A year ago this past week, an unspeakable tragedy befell the people of Haiti.
A devastating earthquake ravaged the small Caribbean nation, destroying most of the nation’s infrastructure and leaving millions of men, women, and children homeless. Millions of people all over the world pitched in, and we in the hosting industry tried to do our part as well.
Last year, along with several industry colleagues and competitors, ServInt was a founding member of Hosting for Haiti, an initiative designed to raise funds for the American Red Cross’ work in Haiti. We also co-sponsored an indie music benefit concert in Washington, D.C. benefiting Voice of Haiti. Voice of Haiti is an organization that focuses on building sustainable infrastructure, job training, and on providing basic agricultural and sanitation improvements to Haitians in the greatest need. Voice of Haiti is the only NGO in many of the most impoverished regions of Haiti, and its projects are managed and executed by local Haitians. 95% of all money donated to Voice of Haiti is actually put to work “in-country” — a remarkable amount. It truly is an incredible organization and we are proud to do whatever we can to help them.
ServInt also co-sponsored the creation of IndieMusicforHaiti.com, a site that enables musicians from all over the world to spread a positive message in support of Haiti. Musicians are still uploading their music to the site to help keep the plight of the Haitian people in the hearts and minds of those more fortunate, and we are proud to help ensure they stay online.
This past week, I’ve been reflecting on just how fortunate we really are in this country and elsewhere in the world. Haiti may only be a few hundred miles off the coast of America, but it still feels very far away.
I can say unequivocally that the aftermath of the earthquake helped put my personal and professional struggles in perspective. Things that all of us take for granted, like plumbing and irrigation, running water and basic hygiene, the availability and ubiquity of food and agricultural resources…well, there are still people in our own backyard who struggle without these basic comforts. So many of the challenges we face in our personal and professional lives pale in significance to what many Haitians must endure every single day and, frankly, it’s easier to simply not think about it.
But we have to keep thinking about it — because the sad truth is that the crisis isn’t over. We owe it to ourselves and to each other to remember what happened, to step outside of our comfort zones and put our personal problems in perspective. Right now in Haiti, cholera is rampant and a steady barrage of devastating weather has made development even more difficult. Right now, in Washington, D.C., we’re complaining about traffic. Perspective can be a powerful thing.

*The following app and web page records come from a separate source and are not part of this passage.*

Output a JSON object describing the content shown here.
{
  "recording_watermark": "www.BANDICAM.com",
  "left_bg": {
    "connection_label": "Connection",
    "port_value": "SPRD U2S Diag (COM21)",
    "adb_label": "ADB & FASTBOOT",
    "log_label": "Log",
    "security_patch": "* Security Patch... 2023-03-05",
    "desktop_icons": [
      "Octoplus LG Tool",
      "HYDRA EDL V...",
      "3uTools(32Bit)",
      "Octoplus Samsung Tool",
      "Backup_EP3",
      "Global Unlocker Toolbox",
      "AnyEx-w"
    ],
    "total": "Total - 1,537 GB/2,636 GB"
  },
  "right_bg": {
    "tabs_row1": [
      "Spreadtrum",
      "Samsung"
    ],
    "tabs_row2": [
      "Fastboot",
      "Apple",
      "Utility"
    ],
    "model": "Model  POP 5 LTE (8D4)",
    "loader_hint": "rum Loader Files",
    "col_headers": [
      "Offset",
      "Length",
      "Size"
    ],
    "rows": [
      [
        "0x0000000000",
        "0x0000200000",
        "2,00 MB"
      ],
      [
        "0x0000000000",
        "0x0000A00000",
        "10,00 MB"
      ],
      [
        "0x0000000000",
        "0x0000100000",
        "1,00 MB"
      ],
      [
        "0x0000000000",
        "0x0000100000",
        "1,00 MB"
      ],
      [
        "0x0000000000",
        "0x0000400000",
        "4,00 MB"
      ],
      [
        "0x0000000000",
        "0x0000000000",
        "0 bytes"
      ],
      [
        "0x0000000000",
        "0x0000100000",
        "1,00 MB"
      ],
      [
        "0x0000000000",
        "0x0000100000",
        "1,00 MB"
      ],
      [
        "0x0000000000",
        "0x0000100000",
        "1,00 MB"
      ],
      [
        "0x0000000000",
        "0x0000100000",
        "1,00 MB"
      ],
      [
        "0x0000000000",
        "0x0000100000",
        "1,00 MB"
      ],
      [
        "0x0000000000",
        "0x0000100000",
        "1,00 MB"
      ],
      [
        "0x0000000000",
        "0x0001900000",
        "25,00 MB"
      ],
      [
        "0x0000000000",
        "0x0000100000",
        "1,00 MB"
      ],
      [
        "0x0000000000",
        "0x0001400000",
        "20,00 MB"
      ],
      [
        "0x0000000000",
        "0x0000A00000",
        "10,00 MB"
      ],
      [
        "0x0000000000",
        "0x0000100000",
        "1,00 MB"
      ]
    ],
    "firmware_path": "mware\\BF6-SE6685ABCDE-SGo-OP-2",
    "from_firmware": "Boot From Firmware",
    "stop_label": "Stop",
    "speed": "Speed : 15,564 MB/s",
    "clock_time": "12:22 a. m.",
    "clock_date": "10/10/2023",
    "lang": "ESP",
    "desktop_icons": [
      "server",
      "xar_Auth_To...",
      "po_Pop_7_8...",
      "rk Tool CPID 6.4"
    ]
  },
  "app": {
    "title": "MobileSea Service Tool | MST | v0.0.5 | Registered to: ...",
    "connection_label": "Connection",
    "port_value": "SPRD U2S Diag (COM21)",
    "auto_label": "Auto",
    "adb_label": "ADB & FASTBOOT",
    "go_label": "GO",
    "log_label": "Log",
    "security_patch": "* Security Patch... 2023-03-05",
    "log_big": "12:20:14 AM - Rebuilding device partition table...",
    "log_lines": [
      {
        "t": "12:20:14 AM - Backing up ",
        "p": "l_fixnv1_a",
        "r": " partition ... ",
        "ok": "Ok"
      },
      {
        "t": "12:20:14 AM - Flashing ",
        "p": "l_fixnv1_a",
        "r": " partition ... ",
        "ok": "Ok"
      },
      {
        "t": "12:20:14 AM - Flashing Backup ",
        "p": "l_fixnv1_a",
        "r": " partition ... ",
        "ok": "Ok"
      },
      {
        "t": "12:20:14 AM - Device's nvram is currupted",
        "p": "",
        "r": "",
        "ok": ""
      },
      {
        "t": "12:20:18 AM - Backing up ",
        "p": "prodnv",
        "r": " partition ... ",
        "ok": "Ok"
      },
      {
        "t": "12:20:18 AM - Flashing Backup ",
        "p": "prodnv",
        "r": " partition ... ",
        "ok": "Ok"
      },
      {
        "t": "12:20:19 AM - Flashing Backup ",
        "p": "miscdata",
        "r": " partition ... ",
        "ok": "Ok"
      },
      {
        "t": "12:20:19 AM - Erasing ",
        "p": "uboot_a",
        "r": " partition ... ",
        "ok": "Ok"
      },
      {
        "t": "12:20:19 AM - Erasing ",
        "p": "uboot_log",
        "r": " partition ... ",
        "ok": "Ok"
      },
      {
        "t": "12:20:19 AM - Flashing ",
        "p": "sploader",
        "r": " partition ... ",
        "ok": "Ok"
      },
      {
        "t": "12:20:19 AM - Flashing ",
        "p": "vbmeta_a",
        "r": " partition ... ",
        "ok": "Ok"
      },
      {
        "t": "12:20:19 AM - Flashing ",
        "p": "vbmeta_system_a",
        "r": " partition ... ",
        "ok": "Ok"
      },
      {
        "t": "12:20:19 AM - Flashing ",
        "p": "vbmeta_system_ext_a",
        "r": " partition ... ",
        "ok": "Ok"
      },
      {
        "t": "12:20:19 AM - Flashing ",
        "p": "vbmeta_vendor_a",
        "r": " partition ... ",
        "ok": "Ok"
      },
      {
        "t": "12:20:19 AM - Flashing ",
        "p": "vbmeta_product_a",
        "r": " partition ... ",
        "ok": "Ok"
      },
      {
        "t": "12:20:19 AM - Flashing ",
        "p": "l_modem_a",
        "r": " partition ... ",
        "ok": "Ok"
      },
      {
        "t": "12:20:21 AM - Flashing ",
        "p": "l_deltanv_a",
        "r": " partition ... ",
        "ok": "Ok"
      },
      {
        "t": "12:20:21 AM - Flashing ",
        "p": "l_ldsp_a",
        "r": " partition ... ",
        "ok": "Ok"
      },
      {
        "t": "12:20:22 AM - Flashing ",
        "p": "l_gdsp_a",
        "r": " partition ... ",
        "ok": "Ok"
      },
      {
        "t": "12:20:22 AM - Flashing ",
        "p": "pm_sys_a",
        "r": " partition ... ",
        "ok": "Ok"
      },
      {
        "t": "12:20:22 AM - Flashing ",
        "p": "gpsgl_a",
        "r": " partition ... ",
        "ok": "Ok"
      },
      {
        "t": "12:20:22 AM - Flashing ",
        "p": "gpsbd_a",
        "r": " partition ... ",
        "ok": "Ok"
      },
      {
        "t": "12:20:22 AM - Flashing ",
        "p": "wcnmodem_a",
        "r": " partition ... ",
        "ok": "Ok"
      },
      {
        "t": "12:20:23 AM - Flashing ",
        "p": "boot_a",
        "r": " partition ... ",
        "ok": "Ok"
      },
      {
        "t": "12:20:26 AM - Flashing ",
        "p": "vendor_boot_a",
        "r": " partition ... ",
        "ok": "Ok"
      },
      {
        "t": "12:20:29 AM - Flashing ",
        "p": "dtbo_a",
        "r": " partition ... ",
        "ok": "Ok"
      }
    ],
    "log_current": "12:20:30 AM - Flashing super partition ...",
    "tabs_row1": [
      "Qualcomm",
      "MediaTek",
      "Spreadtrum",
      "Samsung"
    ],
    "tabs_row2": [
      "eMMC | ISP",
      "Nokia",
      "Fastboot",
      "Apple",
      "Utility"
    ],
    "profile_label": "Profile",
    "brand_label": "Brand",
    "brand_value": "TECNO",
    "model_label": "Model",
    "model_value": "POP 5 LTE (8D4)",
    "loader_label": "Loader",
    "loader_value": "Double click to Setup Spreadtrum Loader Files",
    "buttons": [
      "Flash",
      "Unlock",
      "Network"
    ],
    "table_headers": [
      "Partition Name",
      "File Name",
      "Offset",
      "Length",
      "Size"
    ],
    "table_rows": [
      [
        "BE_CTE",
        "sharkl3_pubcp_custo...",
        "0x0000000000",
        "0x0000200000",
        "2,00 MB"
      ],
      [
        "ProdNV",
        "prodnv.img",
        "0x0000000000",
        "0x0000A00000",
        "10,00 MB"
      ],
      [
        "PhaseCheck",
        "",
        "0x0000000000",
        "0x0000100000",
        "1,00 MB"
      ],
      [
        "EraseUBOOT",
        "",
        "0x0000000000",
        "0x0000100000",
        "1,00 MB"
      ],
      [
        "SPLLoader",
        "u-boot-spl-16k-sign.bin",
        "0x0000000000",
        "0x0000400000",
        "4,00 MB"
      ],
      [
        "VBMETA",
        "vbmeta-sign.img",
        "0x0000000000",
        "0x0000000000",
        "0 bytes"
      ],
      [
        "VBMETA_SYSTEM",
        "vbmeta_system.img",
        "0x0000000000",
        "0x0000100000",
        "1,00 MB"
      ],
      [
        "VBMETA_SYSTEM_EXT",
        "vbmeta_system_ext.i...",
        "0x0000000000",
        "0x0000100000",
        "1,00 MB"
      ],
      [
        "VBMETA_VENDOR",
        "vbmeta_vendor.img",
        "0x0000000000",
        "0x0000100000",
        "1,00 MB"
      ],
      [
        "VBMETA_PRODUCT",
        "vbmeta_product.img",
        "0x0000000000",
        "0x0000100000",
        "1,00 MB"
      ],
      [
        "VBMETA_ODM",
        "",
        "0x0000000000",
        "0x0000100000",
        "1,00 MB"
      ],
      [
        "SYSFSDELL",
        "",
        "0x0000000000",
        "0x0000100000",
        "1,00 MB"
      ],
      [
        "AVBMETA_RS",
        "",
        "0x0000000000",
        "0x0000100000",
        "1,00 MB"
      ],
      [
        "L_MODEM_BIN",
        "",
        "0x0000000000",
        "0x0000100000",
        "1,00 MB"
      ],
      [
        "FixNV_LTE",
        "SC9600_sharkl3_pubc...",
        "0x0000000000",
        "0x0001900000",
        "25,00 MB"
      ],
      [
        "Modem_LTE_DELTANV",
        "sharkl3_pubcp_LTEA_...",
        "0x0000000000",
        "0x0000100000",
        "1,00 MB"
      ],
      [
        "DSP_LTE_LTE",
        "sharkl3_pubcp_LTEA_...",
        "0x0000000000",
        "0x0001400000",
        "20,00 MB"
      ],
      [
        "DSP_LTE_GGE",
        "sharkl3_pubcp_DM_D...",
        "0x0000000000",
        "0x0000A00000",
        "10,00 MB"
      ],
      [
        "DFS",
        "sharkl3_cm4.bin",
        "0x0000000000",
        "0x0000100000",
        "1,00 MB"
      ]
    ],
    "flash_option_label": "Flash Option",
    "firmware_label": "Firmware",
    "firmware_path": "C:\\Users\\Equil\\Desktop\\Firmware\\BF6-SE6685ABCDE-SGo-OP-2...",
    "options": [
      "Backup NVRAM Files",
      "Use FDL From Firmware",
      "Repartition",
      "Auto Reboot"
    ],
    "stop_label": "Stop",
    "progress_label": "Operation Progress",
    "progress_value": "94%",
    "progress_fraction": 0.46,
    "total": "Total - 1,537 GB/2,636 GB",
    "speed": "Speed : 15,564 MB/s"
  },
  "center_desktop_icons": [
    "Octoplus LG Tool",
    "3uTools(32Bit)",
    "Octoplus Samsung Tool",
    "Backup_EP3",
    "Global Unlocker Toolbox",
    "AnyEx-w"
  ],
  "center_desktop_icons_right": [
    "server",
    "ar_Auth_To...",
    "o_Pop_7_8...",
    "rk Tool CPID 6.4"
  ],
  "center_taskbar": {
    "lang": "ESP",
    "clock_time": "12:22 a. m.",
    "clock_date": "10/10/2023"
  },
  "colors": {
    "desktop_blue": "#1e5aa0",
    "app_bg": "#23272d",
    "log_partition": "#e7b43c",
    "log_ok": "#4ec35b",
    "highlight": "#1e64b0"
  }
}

If you can, please consider giving back to help those in need and keep the suffering in your thoughts as we move ahead in 2011 and beyond. Here are some groups that we think are doing a good job for Haitians in need. Help them in any way you can.
Photo by FMSC